Extracted data ::

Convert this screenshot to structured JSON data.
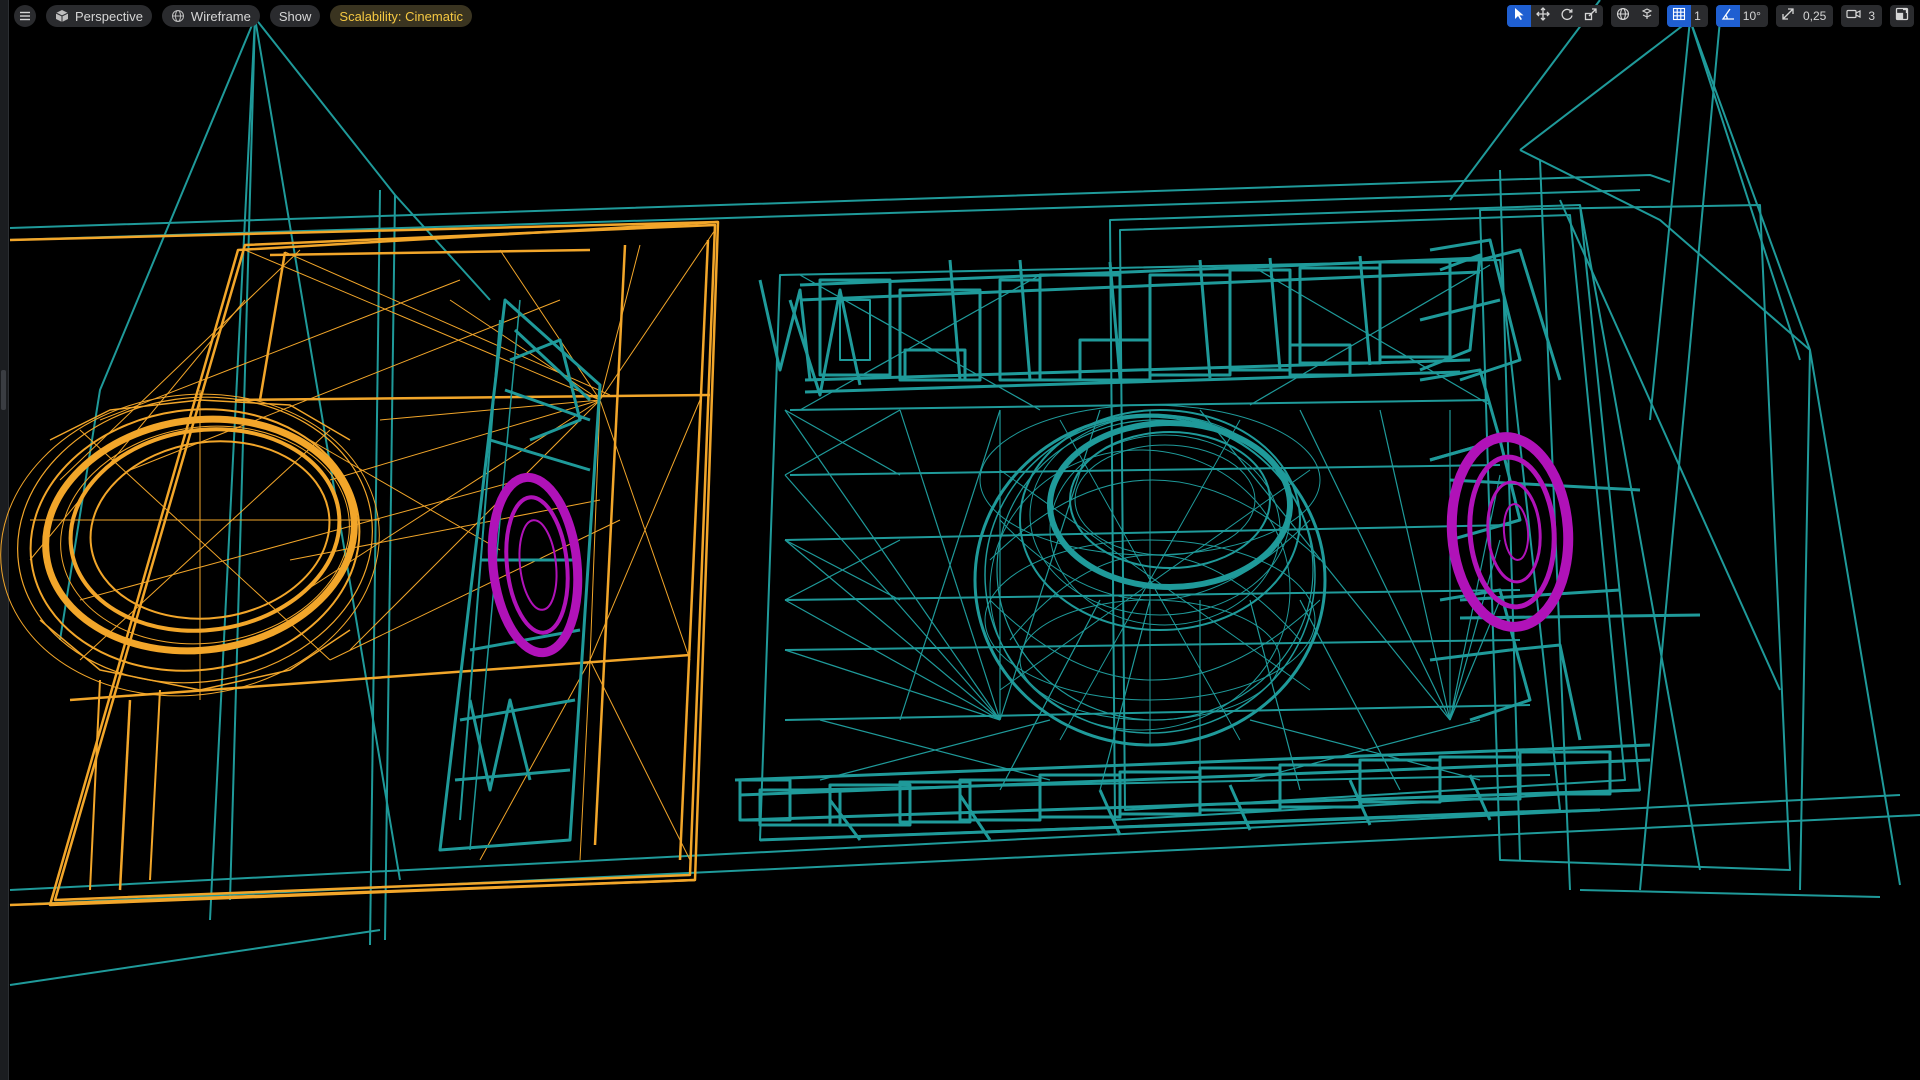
{
  "toolbar_left": {
    "menu_icon": "hamburger-menu-icon",
    "perspective_label": "Perspective",
    "view_mode_label": "Wireframe",
    "show_label": "Show",
    "scalability_label": "Scalability: Cinematic"
  },
  "toolbar_right": {
    "grid_snap_value": "1",
    "rotation_snap_value": "10°",
    "scale_snap_value": "0,25",
    "camera_speed_value": "3"
  },
  "colors": {
    "wire_teal": "#1f9a9a",
    "wire_orange": "#f2a62a",
    "wire_magenta": "#b012b8",
    "active_blue": "#1f5fd1",
    "scalability_yellow": "#f5c842"
  }
}
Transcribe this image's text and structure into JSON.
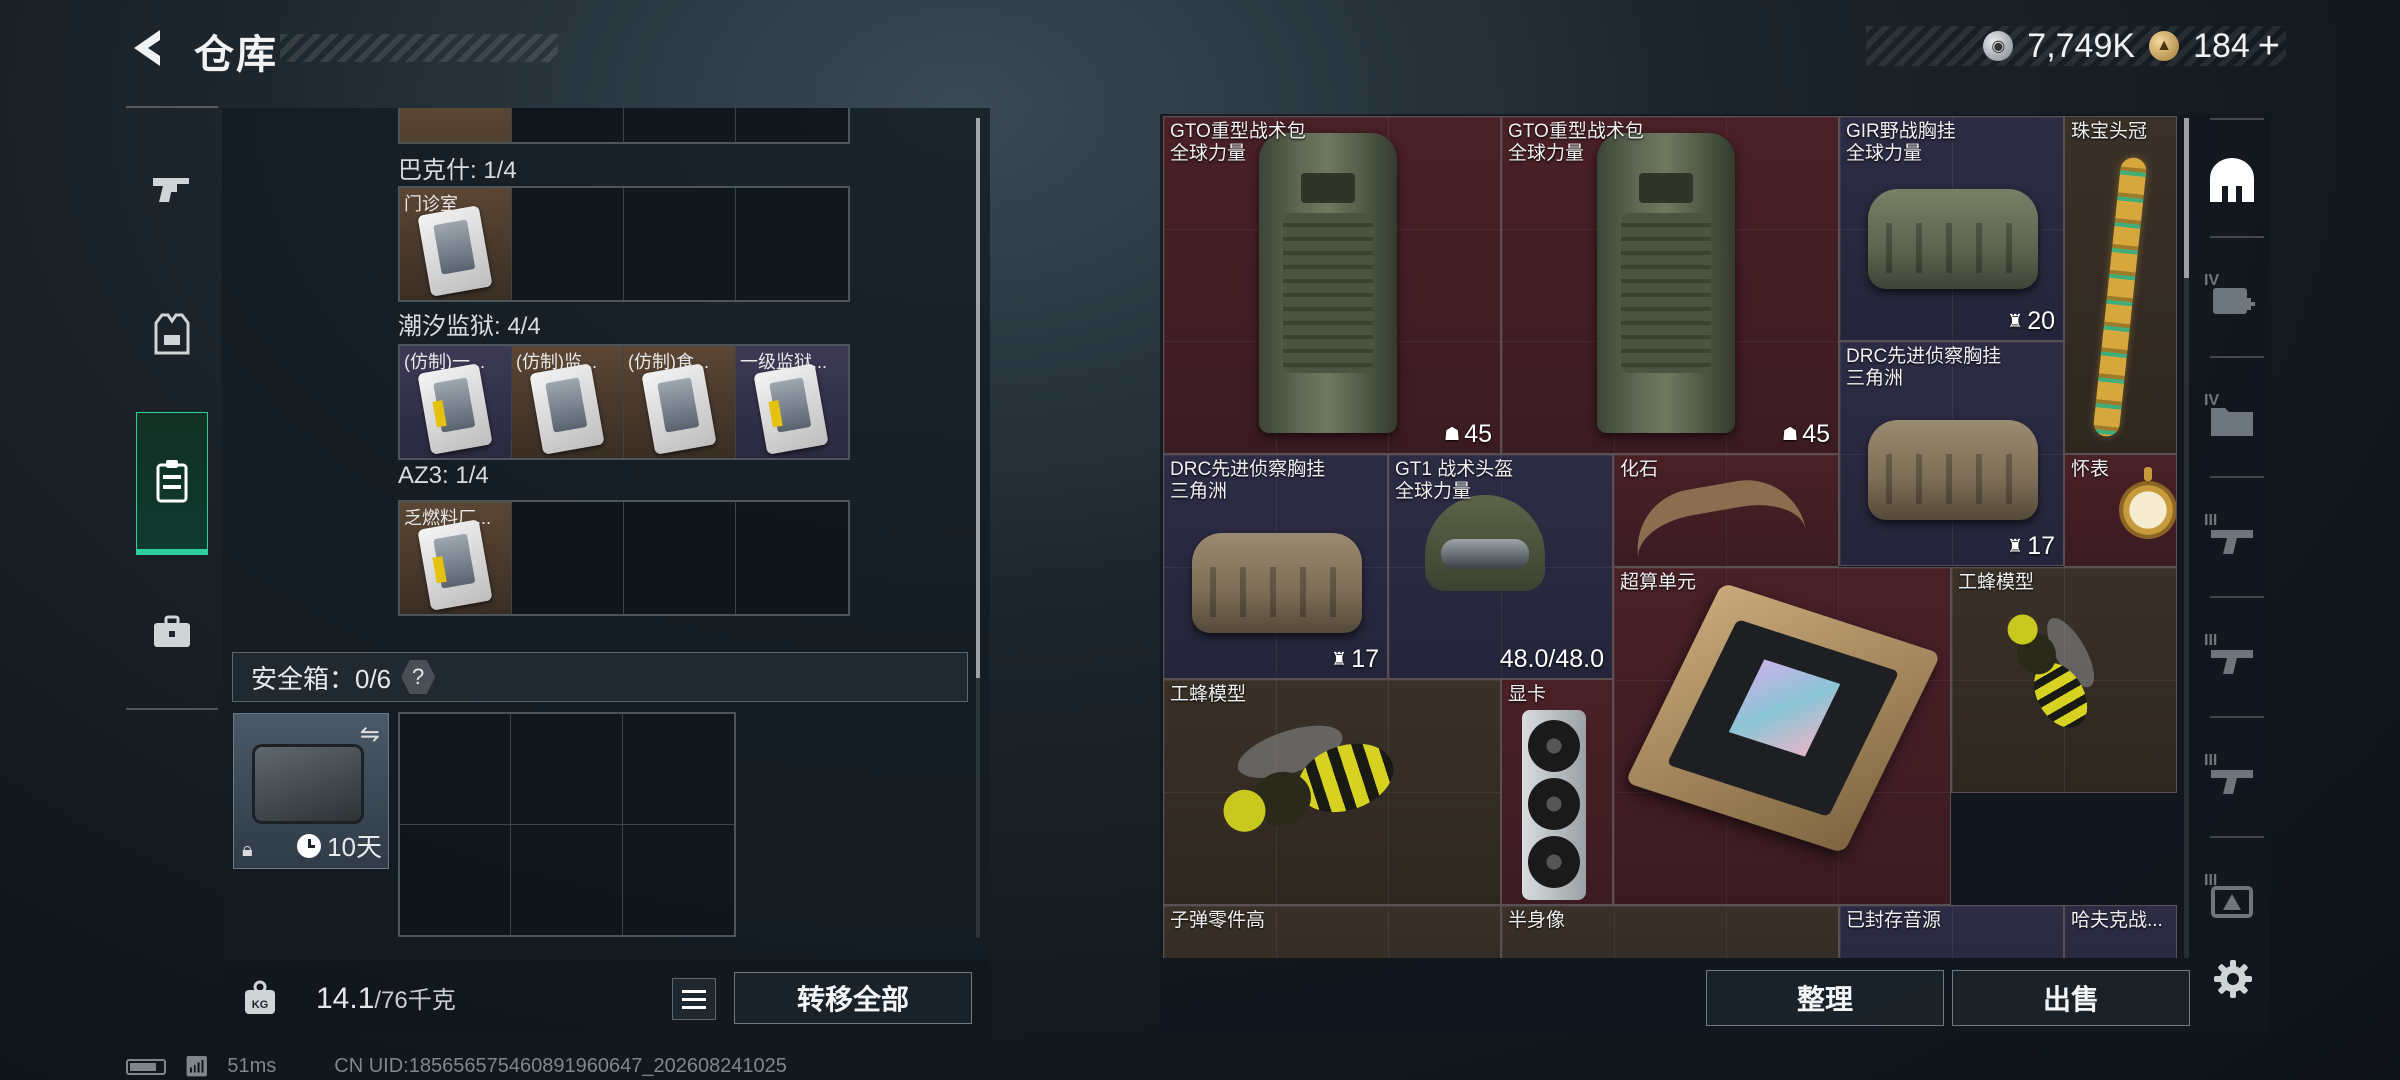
{
  "header": {
    "title": "仓库",
    "currencies": [
      {
        "icon": "silver-coin-icon",
        "value": "7,749K"
      },
      {
        "icon": "gold-coin-icon",
        "value": "184"
      }
    ],
    "add_label": "+"
  },
  "left_nav": {
    "items": [
      {
        "id": "weapons",
        "icon": "pistol-icon",
        "active": false
      },
      {
        "id": "equipment",
        "icon": "vest-icon",
        "active": false
      },
      {
        "id": "cards",
        "icon": "card-holder-icon",
        "active": true
      },
      {
        "id": "items",
        "icon": "briefcase-icon",
        "active": false
      }
    ]
  },
  "key_sections": [
    {
      "label": "巴克什: 1/4",
      "cells": [
        {
          "name": "门诊室",
          "color": "brown"
        }
      ]
    },
    {
      "label": "潮汐监狱: 4/4",
      "cells": [
        {
          "name": "(仿制)一...",
          "color": "purple"
        },
        {
          "name": "(仿制)监...",
          "color": "brown"
        },
        {
          "name": "(仿制)食...",
          "color": "brown"
        },
        {
          "name": "一级监狱...",
          "color": "purple"
        }
      ]
    },
    {
      "label": "AZ3: 1/4",
      "cells": [
        {
          "name": "乏燃料厂...",
          "color": "brown"
        }
      ]
    }
  ],
  "safebox": {
    "label": "安全箱：0/6",
    "help": "?",
    "days": "10天"
  },
  "weight": {
    "current": "14.1",
    "max": "/76千克",
    "icon_text": "KG"
  },
  "buttons": {
    "transfer_all": "转移全部",
    "sort": "整理",
    "sell": "出售"
  },
  "status": {
    "ping": "51ms",
    "uid": "CN UID:1856565754608919606​47_202608241025"
  },
  "stash": {
    "items": [
      {
        "name": "GTO重型战术包\n全球力量",
        "qty": "45",
        "qty_icon": "durability-icon",
        "color": "red",
        "art": "backpack"
      },
      {
        "name": "GTO重型战术包\n全球力量",
        "qty": "45",
        "qty_icon": "durability-icon",
        "color": "red",
        "art": "backpack"
      },
      {
        "name": "GIR野战胸挂\n全球力量",
        "qty": "20",
        "qty_icon": "armor-icon",
        "color": "purple",
        "art": "vest"
      },
      {
        "name": "珠宝头冠",
        "qty": "",
        "color": "brown",
        "art": "crown"
      },
      {
        "name": "DRC先进侦察胸挂\n三角洲",
        "qty": "17",
        "qty_icon": "armor-icon",
        "color": "purple",
        "art": "vest-tan"
      },
      {
        "name": "DRC先进侦察胸挂\n三角洲",
        "qty": "17",
        "qty_icon": "armor-icon",
        "color": "purple",
        "art": "vest-tan"
      },
      {
        "name": "GT1 战术头盔\n全球力量",
        "qty": "48.0/48.0",
        "color": "purple",
        "art": "helmet"
      },
      {
        "name": "化石",
        "qty": "",
        "color": "red",
        "art": "fossil"
      },
      {
        "name": "怀表",
        "qty": "",
        "color": "red",
        "art": "watch"
      },
      {
        "name": "超算单元",
        "qty": "",
        "color": "red",
        "art": "board"
      },
      {
        "name": "工蜂模型",
        "qty": "",
        "color": "brown",
        "art": "wasp"
      },
      {
        "name": "工蜂模型",
        "qty": "",
        "color": "brown",
        "art": "wasp"
      },
      {
        "name": "显卡",
        "qty": "",
        "color": "red",
        "art": "gpu"
      },
      {
        "name": "子弹零件高",
        "qty": "",
        "color": "brown",
        "art": "none"
      },
      {
        "name": "半身像",
        "qty": "",
        "color": "brown",
        "art": "none"
      },
      {
        "name": "已封存音源",
        "qty": "",
        "color": "purple",
        "art": "none"
      },
      {
        "name": "哈夫克战...",
        "qty": "",
        "color": "purple",
        "art": "none"
      }
    ]
  },
  "right_tabs": [
    {
      "icon": "stash-home-icon",
      "tier": ""
    },
    {
      "icon": "expand-case-icon",
      "tier": "IV"
    },
    {
      "icon": "folder-icon",
      "tier": "IV"
    },
    {
      "icon": "rifle-rack-icon",
      "tier": "III"
    },
    {
      "icon": "rifle-rack-icon",
      "tier": "III"
    },
    {
      "icon": "rifle-rack-icon",
      "tier": "III"
    },
    {
      "icon": "triangle-case-icon",
      "tier": "III"
    }
  ],
  "colors": {
    "accent": "#2fcf9d",
    "red_rarity": "#4a2027",
    "purple_rarity": "#2e2c45",
    "brown_rarity": "#3a3128"
  }
}
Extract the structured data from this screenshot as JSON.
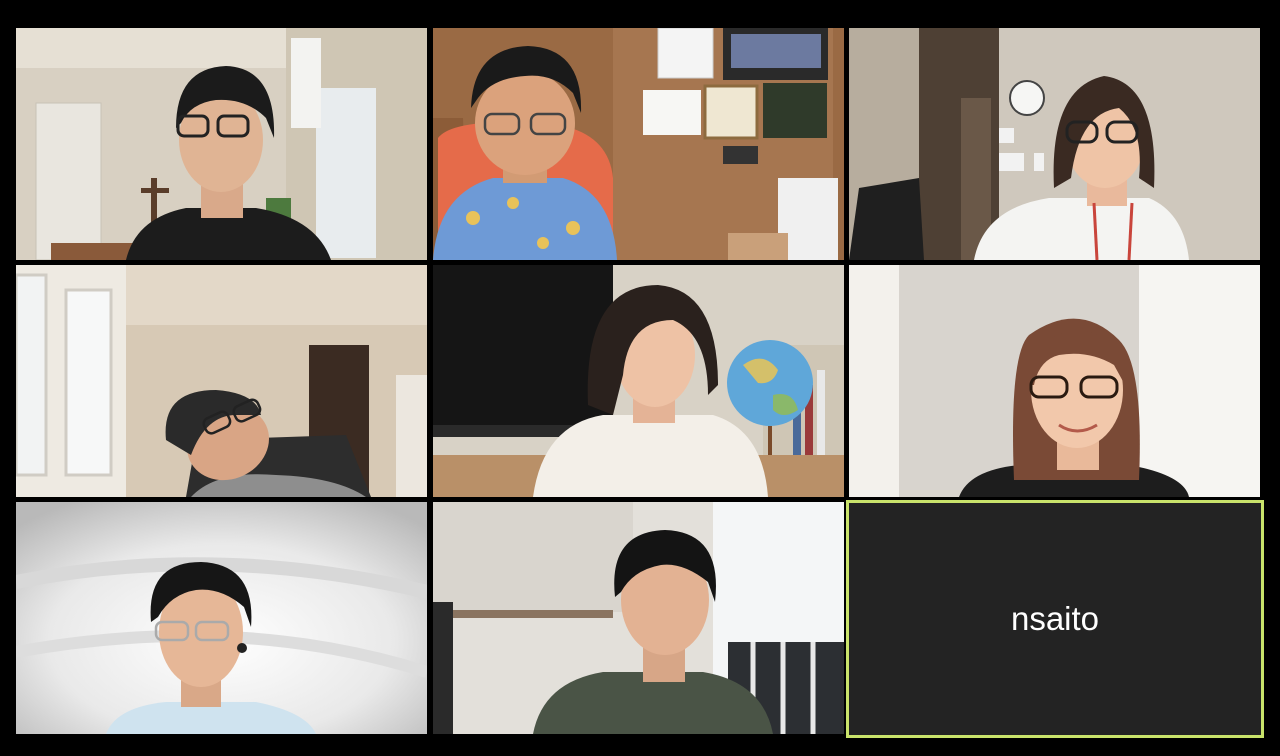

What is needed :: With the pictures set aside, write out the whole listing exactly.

Reply to the exercise ::
Convert this screenshot to structured JSON data.
{
  "toolbar_left": {
    "menu_icon": "hamburger-menu-icon",
    "perspective_label": "Perspective",
    "view_mode_label": "Wireframe",
    "show_label": "Show",
    "scalability_label": "Scalability: Cinematic"
  },
  "toolbar_right": {
    "grid_snap_value": "1",
    "rotation_snap_value": "10°",
    "scale_snap_value": "0,25",
    "camera_speed_value": "3"
  },
  "colors": {
    "wire_teal": "#1f9a9a",
    "wire_orange": "#f2a62a",
    "wire_magenta": "#b012b8",
    "active_blue": "#1f5fd1",
    "scalability_yellow": "#f5c842"
  }
}
Transcribe this image's text and structure into JSON.
{
  "header": {
    "title": "仓库",
    "currencies": [
      {
        "icon": "silver-coin-icon",
        "value": "7,749K"
      },
      {
        "icon": "gold-coin-icon",
        "value": "184"
      }
    ],
    "add_label": "+"
  },
  "left_nav": {
    "items": [
      {
        "id": "weapons",
        "icon": "pistol-icon",
        "active": false
      },
      {
        "id": "equipment",
        "icon": "vest-icon",
        "active": false
      },
      {
        "id": "cards",
        "icon": "card-holder-icon",
        "active": true
      },
      {
        "id": "items",
        "icon": "briefcase-icon",
        "active": false
      }
    ]
  },
  "key_sections": [
    {
      "label": "巴克什: 1/4",
      "cells": [
        {
          "name": "门诊室",
          "color": "brown"
        }
      ]
    },
    {
      "label": "潮汐监狱: 4/4",
      "cells": [
        {
          "name": "(仿制)一...",
          "color": "purple"
        },
        {
          "name": "(仿制)监...",
          "color": "brown"
        },
        {
          "name": "(仿制)食...",
          "color": "brown"
        },
        {
          "name": "一级监狱...",
          "color": "purple"
        }
      ]
    },
    {
      "label": "AZ3: 1/4",
      "cells": [
        {
          "name": "乏燃料厂...",
          "color": "brown"
        }
      ]
    }
  ],
  "safebox": {
    "label": "安全箱：0/6",
    "help": "?",
    "days": "10天"
  },
  "weight": {
    "current": "14.1",
    "max": "/76千克",
    "icon_text": "KG"
  },
  "buttons": {
    "transfer_all": "转移全部",
    "sort": "整理",
    "sell": "出售"
  },
  "status": {
    "ping": "51ms",
    "uid": "CN UID:1856565754608919606​47_202608241025"
  },
  "stash": {
    "items": [
      {
        "name": "GTO重型战术包\n全球力量",
        "qty": "45",
        "qty_icon": "durability-icon",
        "color": "red",
        "art": "backpack"
      },
      {
        "name": "GTO重型战术包\n全球力量",
        "qty": "45",
        "qty_icon": "durability-icon",
        "color": "red",
        "art": "backpack"
      },
      {
        "name": "GIR野战胸挂\n全球力量",
        "qty": "20",
        "qty_icon": "armor-icon",
        "color": "purple",
        "art": "vest"
      },
      {
        "name": "珠宝头冠",
        "qty": "",
        "color": "brown",
        "art": "crown"
      },
      {
        "name": "DRC先进侦察胸挂\n三角洲",
        "qty": "17",
        "qty_icon": "armor-icon",
        "color": "purple",
        "art": "vest-tan"
      },
      {
        "name": "DRC先进侦察胸挂\n三角洲",
        "qty": "17",
        "qty_icon": "armor-icon",
        "color": "purple",
        "art": "vest-tan"
      },
      {
        "name": "GT1 战术头盔\n全球力量",
        "qty": "48.0/48.0",
        "color": "purple",
        "art": "helmet"
      },
      {
        "name": "化石",
        "qty": "",
        "color": "red",
        "art": "fossil"
      },
      {
        "name": "怀表",
        "qty": "",
        "color": "red",
        "art": "watch"
      },
      {
        "name": "超算单元",
        "qty": "",
        "color": "red",
        "art": "board"
      },
      {
        "name": "工蜂模型",
        "qty": "",
        "color": "brown",
        "art": "wasp"
      },
      {
        "name": "工蜂模型",
        "qty": "",
        "color": "brown",
        "art": "wasp"
      },
      {
        "name": "显卡",
        "qty": "",
        "color": "red",
        "art": "gpu"
      },
      {
        "name": "子弹零件高",
        "qty": "",
        "color": "brown",
        "art": "none"
      },
      {
        "name": "半身像",
        "qty": "",
        "color": "brown",
        "art": "none"
      },
      {
        "name": "已封存音源",
        "qty": "",
        "color": "purple",
        "art": "none"
      },
      {
        "name": "哈夫克战...",
        "qty": "",
        "color": "purple",
        "art": "none"
      }
    ]
  },
  "right_tabs": [
    {
      "icon": "stash-home-icon",
      "tier": ""
    },
    {
      "icon": "expand-case-icon",
      "tier": "IV"
    },
    {
      "icon": "folder-icon",
      "tier": "IV"
    },
    {
      "icon": "rifle-rack-icon",
      "tier": "III"
    },
    {
      "icon": "rifle-rack-icon",
      "tier": "III"
    },
    {
      "icon": "rifle-rack-icon",
      "tier": "III"
    },
    {
      "icon": "triangle-case-icon",
      "tier": "III"
    }
  ],
  "colors": {
    "accent": "#2fcf9d",
    "red_rarity": "#4a2027",
    "purple_rarity": "#2e2c45",
    "brown_rarity": "#3a3128"
  }
}
Extract the structured data from this screenshot as JSON.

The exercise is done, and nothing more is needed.